* Provided records *
=-=-=-=-=

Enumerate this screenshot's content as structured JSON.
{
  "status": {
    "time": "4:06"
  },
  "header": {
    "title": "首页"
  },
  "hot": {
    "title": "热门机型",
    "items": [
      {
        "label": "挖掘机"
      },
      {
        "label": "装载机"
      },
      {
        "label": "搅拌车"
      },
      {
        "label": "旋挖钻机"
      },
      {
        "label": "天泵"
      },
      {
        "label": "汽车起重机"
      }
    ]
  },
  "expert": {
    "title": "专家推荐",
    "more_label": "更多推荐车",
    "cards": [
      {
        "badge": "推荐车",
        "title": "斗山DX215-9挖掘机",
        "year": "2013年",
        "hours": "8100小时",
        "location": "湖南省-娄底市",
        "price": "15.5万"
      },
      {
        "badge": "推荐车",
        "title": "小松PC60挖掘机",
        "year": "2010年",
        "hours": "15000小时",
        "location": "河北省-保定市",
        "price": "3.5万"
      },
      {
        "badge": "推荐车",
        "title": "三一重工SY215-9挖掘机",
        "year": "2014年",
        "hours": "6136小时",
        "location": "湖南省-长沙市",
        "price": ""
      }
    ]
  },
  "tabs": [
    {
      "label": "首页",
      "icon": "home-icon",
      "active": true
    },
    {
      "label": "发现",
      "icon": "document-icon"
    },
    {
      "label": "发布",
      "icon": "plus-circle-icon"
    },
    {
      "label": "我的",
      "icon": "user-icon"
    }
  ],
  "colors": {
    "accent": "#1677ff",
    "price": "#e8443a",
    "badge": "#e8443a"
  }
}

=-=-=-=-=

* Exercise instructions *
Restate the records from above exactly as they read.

* Completed task *
Enumerate this screenshot's content as structured JSON.
{
  "status": {
    "time": "4:06"
  },
  "header": {
    "title": "首页"
  },
  "hot": {
    "title": "热门机型",
    "items": [
      {
        "label": "挖掘机"
      },
      {
        "label": "装载机"
      },
      {
        "label": "搅拌车"
      },
      {
        "label": "旋挖钻机"
      },
      {
        "label": "天泵"
      },
      {
        "label": "汽车起重机"
      }
    ]
  },
  "expert": {
    "title": "专家推荐",
    "more_label": "更多推荐车",
    "cards": [
      {
        "badge": "推荐车",
        "title": "斗山DX215-9挖掘机",
        "year": "2013年",
        "hours": "8100小时",
        "location": "湖南省-娄底市",
        "price": "15.5万"
      },
      {
        "badge": "推荐车",
        "title": "小松PC60挖掘机",
        "year": "2010年",
        "hours": "15000小时",
        "location": "河北省-保定市",
        "price": "3.5万"
      },
      {
        "badge": "推荐车",
        "title": "三一重工SY215-9挖掘机",
        "year": "2014年",
        "hours": "6136小时",
        "location": "湖南省-长沙市",
        "price": ""
      }
    ]
  },
  "tabs": [
    {
      "label": "首页",
      "icon": "home-icon",
      "active": true
    },
    {
      "label": "发现",
      "icon": "document-icon"
    },
    {
      "label": "发布",
      "icon": "plus-circle-icon"
    },
    {
      "label": "我的",
      "icon": "user-icon"
    }
  ],
  "colors": {
    "accent": "#1677ff",
    "price": "#e8443a",
    "badge": "#e8443a"
  }
}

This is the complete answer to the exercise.